Science Center Objects

In this study, we are working with Pictured Rocks National Lakeshore (PIRO, or Park) in the Upper Peninsula of Michigan (Figure 1) to produce multiple geospatial layers of Park forest connectivity to reveal the effects of beech bark disease (BBD). There has been a 92% mortality rate of American beech (Fagus grandifolia) since BBD was first discovered in the Park in 2001. Park biologists are interested to learn how recent forest canopy loss caused by BBD is affecting wildlife species. To better understand how the forest canopy has changed since BBD infestation, geospatial layers will be developed from imagery collected in September 2005, and a collection of imagery from 2016, 2018, and 2019 to represent present day. By creating shapefiles identifying forest canopy connectivity for these years, the Park can have a better understanding of the condition of the canopy shortly after infestation and in present day.
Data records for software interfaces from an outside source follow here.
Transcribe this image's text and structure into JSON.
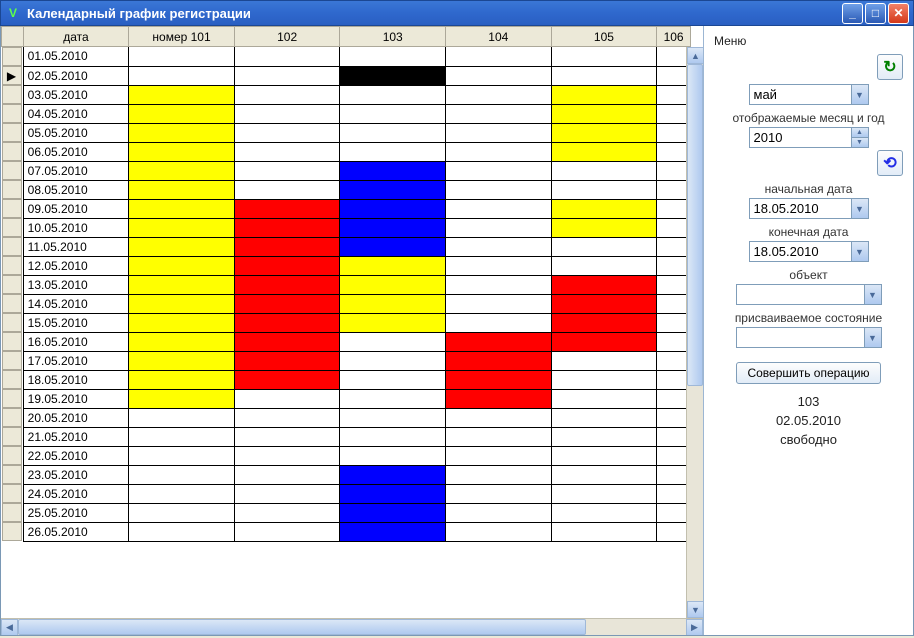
{
  "window": {
    "title": "Календарный график регистрации"
  },
  "menu_label": "Меню",
  "grid": {
    "headers": [
      "",
      "дата",
      "номер 101",
      "102",
      "103",
      "104",
      "105",
      "106"
    ],
    "selected_row_index": 1,
    "rows": [
      {
        "date": "01.05.2010",
        "cells": [
          "",
          "",
          "",
          "",
          "",
          ""
        ]
      },
      {
        "date": "02.05.2010",
        "cells": [
          "",
          "",
          "black",
          "",
          "",
          ""
        ]
      },
      {
        "date": "03.05.2010",
        "cells": [
          "yellow",
          "",
          "",
          "",
          "yellow",
          ""
        ]
      },
      {
        "date": "04.05.2010",
        "cells": [
          "yellow",
          "",
          "",
          "",
          "yellow",
          ""
        ]
      },
      {
        "date": "05.05.2010",
        "cells": [
          "yellow",
          "",
          "",
          "",
          "yellow",
          ""
        ]
      },
      {
        "date": "06.05.2010",
        "cells": [
          "yellow",
          "",
          "",
          "",
          "yellow",
          ""
        ]
      },
      {
        "date": "07.05.2010",
        "cells": [
          "yellow",
          "",
          "blue",
          "",
          "",
          ""
        ]
      },
      {
        "date": "08.05.2010",
        "cells": [
          "yellow",
          "",
          "blue",
          "",
          "",
          ""
        ]
      },
      {
        "date": "09.05.2010",
        "cells": [
          "yellow",
          "red",
          "blue",
          "",
          "yellow",
          ""
        ]
      },
      {
        "date": "10.05.2010",
        "cells": [
          "yellow",
          "red",
          "blue",
          "",
          "yellow",
          ""
        ]
      },
      {
        "date": "11.05.2010",
        "cells": [
          "yellow",
          "red",
          "blue",
          "",
          "",
          ""
        ]
      },
      {
        "date": "12.05.2010",
        "cells": [
          "yellow",
          "red",
          "yellow",
          "",
          "",
          ""
        ]
      },
      {
        "date": "13.05.2010",
        "cells": [
          "yellow",
          "red",
          "yellow",
          "",
          "red",
          ""
        ]
      },
      {
        "date": "14.05.2010",
        "cells": [
          "yellow",
          "red",
          "yellow",
          "",
          "red",
          ""
        ]
      },
      {
        "date": "15.05.2010",
        "cells": [
          "yellow",
          "red",
          "yellow",
          "",
          "red",
          ""
        ]
      },
      {
        "date": "16.05.2010",
        "cells": [
          "yellow",
          "red",
          "",
          "red",
          "red",
          ""
        ]
      },
      {
        "date": "17.05.2010",
        "cells": [
          "yellow",
          "red",
          "",
          "red",
          "",
          ""
        ]
      },
      {
        "date": "18.05.2010",
        "cells": [
          "yellow",
          "red",
          "",
          "red",
          "",
          ""
        ]
      },
      {
        "date": "19.05.2010",
        "cells": [
          "yellow",
          "",
          "",
          "red",
          "",
          ""
        ]
      },
      {
        "date": "20.05.2010",
        "cells": [
          "",
          "",
          "",
          "",
          "",
          ""
        ]
      },
      {
        "date": "21.05.2010",
        "cells": [
          "",
          "",
          "",
          "",
          "",
          ""
        ]
      },
      {
        "date": "22.05.2010",
        "cells": [
          "",
          "",
          "",
          "",
          "",
          ""
        ]
      },
      {
        "date": "23.05.2010",
        "cells": [
          "",
          "",
          "blue",
          "",
          "",
          ""
        ]
      },
      {
        "date": "24.05.2010",
        "cells": [
          "",
          "",
          "blue",
          "",
          "",
          ""
        ]
      },
      {
        "date": "25.05.2010",
        "cells": [
          "",
          "",
          "blue",
          "",
          "",
          ""
        ]
      },
      {
        "date": "26.05.2010",
        "cells": [
          "",
          "",
          "blue",
          "",
          "",
          ""
        ]
      }
    ]
  },
  "side": {
    "month_value": "май",
    "month_label": "отображаемые месяц и год",
    "year_value": "2010",
    "start_label": "начальная дата",
    "start_value": "18.05.2010",
    "end_label": "конечная дата",
    "end_value": "18.05.2010",
    "object_label": "объект",
    "object_value": "",
    "state_label": "присваиваемое состояние",
    "state_value": "",
    "action_button": "Совершить операцию",
    "info_room": "103",
    "info_date": "02.05.2010",
    "info_status": "свободно"
  }
}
We will also conduct a forest canopy change analysis to locate areas of canopy loss or growth to assist biologists with management decisions and future research and restoration.

Forest canopy gaps will be distinguished from satellite and aerial imagery using multi-resolution segmentation algorithms in eCognition (Trimble, Inc.). Canopy gaps can be identified using spectral values to distinguish between brighter cell values (i.e., tree canopies) and darker cell values (i.e., shadows or holes in the tree canopy). Segmentation algorithm settings established by Nymageroh et. al. will be used to determine settings in this project. Forest canopy gaps will be identified on both present day and 2005 imagery; a shapefile identifying these gaps will be created for the purposes of assessing change over time and to locate areas with forest canopy growth or decline since the BBD infestation.

Potential uses for these geospatial products are:

  • Looking at fragmentation or “holes” in the forest canopy due to BBD to evaluate the impacts on forest-interior nesting birds.
  • Visualizing areas with total forest canopy loss to direct field work measuring soil temperature and moisture to determine changes and impacts to amphibians and vernal pools.
  • Mapping forest gap density across the Park to guide targeted searches for remnant and resistant beech and to guide efforts to find and limit potential outbreaks of other invasive species.
Digital terrain model, or bare earth model, of Pictured Rocks National Lakeshore park along with the boundary of the p

Figure 1: Digital terrain model, or bare earth model, of Pictured Rocks National Lakeshore park along with the boundary of the park.

(Public domain.)

References:

Nyamgeroh, Beryl B., Thomas A. Groen, Michael J.C. Weir, Petar Dimov, and Tzvetan Zlatanov. “Detection of forest canopy gaps from very high resolution aerial images”. Ecological Indicators 95 (2018): 629-636. https://www.sciencedirect.com/science/article/pii/S1470160X18306101 (accessed March 6, 2020).

U.S. Geological Survey. “3DEP Elevation Program.” USGS. https://www.usgs.gov/core-science-systems/ngp/3dep (accessed September 5, 2019).